BEGIN MATERIAL SHOWN

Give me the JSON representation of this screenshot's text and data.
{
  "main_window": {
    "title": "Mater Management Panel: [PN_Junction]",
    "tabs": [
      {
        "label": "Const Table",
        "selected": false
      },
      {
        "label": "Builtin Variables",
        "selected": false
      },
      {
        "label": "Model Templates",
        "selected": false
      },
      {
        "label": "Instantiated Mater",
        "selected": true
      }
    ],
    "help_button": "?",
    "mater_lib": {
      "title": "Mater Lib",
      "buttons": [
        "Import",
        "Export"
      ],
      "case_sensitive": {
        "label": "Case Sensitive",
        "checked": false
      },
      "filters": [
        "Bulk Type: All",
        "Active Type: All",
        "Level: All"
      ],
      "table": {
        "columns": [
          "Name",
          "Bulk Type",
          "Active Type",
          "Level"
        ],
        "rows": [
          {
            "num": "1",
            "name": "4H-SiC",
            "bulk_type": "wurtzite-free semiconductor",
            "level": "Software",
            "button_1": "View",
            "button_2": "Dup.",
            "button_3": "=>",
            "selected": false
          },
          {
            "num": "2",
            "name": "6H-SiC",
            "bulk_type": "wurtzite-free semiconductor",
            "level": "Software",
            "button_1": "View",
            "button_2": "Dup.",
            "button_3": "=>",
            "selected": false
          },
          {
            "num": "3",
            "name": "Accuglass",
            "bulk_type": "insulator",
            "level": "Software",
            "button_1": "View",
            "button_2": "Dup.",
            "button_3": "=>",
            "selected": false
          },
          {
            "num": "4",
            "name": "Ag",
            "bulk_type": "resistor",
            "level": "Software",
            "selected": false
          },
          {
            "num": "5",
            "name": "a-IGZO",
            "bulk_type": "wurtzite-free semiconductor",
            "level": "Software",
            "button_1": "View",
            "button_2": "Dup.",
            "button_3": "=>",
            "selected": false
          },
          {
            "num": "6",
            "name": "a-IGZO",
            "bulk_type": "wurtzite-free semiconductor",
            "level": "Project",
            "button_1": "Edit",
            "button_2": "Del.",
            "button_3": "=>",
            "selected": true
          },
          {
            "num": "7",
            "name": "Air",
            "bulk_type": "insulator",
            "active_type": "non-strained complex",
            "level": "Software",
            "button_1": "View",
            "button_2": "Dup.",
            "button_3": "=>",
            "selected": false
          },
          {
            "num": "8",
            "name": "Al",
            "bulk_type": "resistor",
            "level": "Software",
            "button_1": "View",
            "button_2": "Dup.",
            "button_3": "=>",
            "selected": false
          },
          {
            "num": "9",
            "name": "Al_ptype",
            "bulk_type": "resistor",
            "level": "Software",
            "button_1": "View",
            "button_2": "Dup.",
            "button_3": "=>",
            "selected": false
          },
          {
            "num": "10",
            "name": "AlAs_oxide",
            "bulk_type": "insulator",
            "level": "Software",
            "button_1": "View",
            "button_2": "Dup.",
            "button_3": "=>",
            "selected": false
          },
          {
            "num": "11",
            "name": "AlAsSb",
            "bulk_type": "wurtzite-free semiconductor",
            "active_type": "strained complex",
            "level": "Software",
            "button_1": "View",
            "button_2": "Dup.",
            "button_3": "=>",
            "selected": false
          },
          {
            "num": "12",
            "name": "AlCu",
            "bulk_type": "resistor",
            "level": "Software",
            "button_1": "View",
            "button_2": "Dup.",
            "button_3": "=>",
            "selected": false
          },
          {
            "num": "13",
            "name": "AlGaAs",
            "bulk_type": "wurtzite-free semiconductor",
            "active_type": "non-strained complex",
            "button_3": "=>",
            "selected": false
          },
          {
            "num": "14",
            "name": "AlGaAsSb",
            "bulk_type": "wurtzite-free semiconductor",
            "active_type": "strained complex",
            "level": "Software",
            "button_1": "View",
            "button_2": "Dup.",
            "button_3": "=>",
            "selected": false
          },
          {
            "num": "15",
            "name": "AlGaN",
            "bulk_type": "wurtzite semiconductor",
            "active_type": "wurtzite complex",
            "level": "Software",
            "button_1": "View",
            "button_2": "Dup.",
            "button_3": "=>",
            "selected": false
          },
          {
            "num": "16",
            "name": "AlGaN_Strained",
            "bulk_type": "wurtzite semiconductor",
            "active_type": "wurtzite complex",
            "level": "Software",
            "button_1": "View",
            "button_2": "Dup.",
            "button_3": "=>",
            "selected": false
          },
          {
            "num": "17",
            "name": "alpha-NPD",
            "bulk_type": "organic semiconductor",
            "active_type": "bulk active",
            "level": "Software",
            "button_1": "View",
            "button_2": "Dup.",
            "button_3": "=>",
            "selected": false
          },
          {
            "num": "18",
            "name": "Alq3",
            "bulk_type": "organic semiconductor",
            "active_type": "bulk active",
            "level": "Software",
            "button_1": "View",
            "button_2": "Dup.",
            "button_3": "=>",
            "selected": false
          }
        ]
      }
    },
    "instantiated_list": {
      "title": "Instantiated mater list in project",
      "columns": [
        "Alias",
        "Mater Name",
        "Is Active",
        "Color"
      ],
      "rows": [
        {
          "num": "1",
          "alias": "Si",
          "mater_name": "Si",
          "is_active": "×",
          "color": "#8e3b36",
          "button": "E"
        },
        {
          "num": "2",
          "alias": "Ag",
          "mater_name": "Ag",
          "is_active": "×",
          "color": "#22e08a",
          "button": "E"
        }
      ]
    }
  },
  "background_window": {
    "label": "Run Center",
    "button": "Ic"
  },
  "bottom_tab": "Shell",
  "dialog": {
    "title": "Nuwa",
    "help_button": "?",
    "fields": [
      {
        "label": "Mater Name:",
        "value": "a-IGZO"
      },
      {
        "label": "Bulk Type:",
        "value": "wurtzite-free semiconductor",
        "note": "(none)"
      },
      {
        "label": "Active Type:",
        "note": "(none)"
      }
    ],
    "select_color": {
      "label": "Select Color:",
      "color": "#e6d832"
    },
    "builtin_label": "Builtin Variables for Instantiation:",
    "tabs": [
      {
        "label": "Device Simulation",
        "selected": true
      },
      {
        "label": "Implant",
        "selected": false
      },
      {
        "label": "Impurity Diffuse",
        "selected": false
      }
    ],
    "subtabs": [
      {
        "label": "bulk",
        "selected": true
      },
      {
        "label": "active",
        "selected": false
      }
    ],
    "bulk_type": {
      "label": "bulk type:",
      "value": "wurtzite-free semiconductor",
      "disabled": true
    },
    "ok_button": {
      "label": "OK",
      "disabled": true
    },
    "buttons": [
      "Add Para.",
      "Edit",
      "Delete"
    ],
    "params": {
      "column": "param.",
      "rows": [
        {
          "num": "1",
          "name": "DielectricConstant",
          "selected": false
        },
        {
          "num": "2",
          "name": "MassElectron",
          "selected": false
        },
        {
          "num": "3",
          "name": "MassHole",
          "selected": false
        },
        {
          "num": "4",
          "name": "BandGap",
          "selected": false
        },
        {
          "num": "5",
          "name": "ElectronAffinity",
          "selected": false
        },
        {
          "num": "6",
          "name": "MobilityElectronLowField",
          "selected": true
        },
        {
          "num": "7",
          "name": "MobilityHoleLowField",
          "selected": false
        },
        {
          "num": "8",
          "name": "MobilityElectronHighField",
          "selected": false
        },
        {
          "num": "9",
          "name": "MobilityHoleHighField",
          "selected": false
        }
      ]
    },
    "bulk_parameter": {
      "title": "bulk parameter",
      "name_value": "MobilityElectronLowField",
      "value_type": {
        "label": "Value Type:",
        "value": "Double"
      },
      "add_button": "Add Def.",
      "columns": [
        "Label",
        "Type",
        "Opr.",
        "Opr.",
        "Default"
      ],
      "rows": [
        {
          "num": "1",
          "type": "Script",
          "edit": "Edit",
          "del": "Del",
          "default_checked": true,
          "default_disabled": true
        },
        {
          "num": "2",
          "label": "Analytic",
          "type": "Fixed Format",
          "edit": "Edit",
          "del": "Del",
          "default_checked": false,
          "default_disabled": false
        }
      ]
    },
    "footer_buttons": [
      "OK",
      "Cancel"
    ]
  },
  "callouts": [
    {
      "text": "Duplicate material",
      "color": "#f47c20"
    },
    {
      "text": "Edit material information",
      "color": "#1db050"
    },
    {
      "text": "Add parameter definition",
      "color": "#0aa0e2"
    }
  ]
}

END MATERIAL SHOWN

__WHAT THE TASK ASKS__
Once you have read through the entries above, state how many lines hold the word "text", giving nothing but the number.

__RESULT FOR THIS EXERCISE__
4